Start of Block

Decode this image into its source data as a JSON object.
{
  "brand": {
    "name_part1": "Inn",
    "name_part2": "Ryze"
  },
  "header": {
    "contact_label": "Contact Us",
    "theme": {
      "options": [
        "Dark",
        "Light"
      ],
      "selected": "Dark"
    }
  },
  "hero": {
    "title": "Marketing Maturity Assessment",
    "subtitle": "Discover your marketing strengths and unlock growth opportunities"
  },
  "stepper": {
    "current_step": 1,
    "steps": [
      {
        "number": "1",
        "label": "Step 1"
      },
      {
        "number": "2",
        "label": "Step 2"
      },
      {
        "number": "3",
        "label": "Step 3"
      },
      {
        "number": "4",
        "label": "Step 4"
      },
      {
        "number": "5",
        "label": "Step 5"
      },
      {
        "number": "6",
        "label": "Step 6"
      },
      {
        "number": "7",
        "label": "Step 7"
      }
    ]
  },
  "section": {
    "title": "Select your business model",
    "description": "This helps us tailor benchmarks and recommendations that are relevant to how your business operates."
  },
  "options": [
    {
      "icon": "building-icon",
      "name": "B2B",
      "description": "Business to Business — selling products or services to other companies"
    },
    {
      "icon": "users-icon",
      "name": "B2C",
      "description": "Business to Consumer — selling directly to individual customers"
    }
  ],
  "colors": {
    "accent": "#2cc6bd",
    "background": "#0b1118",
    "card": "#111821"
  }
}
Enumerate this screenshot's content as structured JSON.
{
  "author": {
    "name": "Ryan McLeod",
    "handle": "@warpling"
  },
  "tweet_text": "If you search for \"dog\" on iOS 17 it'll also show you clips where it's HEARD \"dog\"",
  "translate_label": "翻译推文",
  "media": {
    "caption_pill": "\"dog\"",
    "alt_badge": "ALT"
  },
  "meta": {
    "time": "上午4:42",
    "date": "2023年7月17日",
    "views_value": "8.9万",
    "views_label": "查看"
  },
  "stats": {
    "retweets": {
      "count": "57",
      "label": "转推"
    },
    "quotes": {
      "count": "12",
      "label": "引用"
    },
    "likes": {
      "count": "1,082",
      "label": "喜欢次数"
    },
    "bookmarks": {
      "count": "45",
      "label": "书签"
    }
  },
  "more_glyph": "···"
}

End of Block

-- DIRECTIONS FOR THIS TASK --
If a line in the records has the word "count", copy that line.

-- TASK SOLUTION --
      "count": "57",
      "count": "12",
      "count": "1,082",
      "count": "45",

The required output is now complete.